The Volksbühne [theatre of the people] was designed by Oskar Kaufmann and built during the years 1913 to 1914 in Berlin’s city centre. The slogan “Die Kunst dem Volke” [Art to the people] was engraved on the front of the edifice. “Volksbühne” literally meant that the working classes founded a cultural society and donated their membership subscriptions for theatre productions which, in turn, could be attended by the members of the club at a reduced rate. The idea was that workers - organised and led by the social democrats - should get access to and participate in Berlin’s cultural life. As early as 1890 workers could thus afford to visit a theatre offering a contemporary, politically oriented programme, and their membership fees helped to finance their own playhouse. Between 1915 and 1918, under artistic director Max Reinhardt, well-known actors like Emil Jannings, Ernst Lubitsch, Paul Wegener, Eduard von Winterstein, and Werner Krauss played on the theatre’s stage, located at Bülowplatz (as Rosa-Luxemburg-Platz was known at the time). In 1924 Erwin Piscator took over as Volksbühne’s artistic director. Famous for his startling and controversial productions, he developed the concept of the “Proletarian theatre” and also coined the term “epic theatre”, later adopted by Bertolt Brecht as a central concept in his theory of the theatre and in his plays.
It was (and still is) here at Volksbühne where the boundaries of the theatre genre were expanded and redefined: the first multi-media theatre production was realised at Berlin’s Volksbühne employing slides and film projections on stage, and Piscator’s idea of a “totalizing theatre” also evolved here, still serving as the quintessential motto for most projects.
During the Nazi regime, the Volksbühne was renamed “Theater am Horst-Wessel-Platz” [after a Nazi activist] due to gleichschaltung and enforced conformity pressure which hit the major stages throughout the country.
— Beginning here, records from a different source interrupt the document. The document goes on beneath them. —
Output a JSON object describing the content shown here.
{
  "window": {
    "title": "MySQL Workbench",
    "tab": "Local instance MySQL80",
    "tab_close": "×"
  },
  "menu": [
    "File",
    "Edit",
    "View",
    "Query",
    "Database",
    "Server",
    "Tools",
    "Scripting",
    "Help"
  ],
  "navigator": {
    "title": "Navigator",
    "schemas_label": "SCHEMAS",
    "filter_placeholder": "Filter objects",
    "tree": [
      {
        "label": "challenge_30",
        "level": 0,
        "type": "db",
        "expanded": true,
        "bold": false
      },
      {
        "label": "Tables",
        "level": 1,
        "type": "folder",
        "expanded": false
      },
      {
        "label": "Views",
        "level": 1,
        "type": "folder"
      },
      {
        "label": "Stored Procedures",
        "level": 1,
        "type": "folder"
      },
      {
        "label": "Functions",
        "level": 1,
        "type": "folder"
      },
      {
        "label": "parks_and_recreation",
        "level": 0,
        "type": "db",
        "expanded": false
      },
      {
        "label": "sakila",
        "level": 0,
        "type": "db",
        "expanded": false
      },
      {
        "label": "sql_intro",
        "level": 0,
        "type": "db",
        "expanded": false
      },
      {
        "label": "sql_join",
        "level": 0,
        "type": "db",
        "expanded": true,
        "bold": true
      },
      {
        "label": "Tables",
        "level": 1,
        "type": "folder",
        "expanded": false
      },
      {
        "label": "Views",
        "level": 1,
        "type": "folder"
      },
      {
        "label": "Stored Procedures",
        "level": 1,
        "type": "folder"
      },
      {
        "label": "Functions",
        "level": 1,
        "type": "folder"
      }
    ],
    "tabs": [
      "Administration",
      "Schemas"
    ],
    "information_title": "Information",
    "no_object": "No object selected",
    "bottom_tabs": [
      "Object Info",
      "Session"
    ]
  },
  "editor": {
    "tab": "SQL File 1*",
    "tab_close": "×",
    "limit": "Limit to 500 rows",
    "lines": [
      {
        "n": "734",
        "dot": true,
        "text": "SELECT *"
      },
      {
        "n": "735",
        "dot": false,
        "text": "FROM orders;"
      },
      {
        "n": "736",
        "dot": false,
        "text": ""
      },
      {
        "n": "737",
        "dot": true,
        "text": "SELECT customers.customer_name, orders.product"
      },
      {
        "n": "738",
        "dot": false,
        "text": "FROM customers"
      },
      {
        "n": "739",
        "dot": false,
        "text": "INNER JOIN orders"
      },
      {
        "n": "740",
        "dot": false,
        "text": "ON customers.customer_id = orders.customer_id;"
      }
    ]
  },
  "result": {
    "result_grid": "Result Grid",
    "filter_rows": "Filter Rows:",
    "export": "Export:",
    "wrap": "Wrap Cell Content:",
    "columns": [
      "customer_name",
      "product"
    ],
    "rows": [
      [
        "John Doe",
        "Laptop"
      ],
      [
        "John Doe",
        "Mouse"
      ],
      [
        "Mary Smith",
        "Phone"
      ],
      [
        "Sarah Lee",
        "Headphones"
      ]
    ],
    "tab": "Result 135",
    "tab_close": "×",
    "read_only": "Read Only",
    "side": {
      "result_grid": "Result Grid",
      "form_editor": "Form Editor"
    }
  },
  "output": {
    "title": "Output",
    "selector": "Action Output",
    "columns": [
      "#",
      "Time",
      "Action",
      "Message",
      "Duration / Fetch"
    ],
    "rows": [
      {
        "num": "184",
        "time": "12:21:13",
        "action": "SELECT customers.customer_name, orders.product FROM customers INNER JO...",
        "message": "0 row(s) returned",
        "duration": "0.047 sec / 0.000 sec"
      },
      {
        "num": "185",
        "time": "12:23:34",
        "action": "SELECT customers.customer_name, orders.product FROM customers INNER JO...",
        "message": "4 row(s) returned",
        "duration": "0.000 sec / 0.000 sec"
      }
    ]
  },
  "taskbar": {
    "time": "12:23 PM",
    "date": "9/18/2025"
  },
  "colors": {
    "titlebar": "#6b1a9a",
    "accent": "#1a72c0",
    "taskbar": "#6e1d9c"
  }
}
The sad story of the UFA celebrity and Volksbühne actor Joachim Gottschalk, who was harassed and sidelined by the Reich minister of propaganda, Goebbels, is well-known: He committed suicide along with his Jewish wife and son Michael in 1941. As one of the first DEFA productions in the GDR, the Gottschalks’ tragic fate was recounted and made into a film by Kurt Maetzig in 1947.
Shortly before the end of World War II, Volksbühne was almost completely destroyed and rebuilt between 1950 and 1954 in a plainer, more sober architectural style. As one of the leading theatres in the capital of the GDR, the Volksbühne made its mark by explicitly linking and blending contemporary plays with the avant-garde strategies of a director’s theatre. The productions of prestigious directors such as Heiner Müller, Benno Besson and Fritz Marquardt set new standards in the world of the theatre.
Frank Castorf has been artistic director ever since 1992, and along with his own productions, the works of Christoph Schlingensief, Johann Kresnik and Christoph Marthaler helped shaping the profile of Volksbühne during the 1990s. Today, the works of internationally acclaimed directors like Dimiter Gottscheff, Herbert Fritsch and René Pollesch characterise the theatre’s programme. Also the long-standing collaborations with artists and performers such as Gob Squad or the directors Vegard Vinge and Ida Müller at Volksbühne’s Prater studio have proved a great success.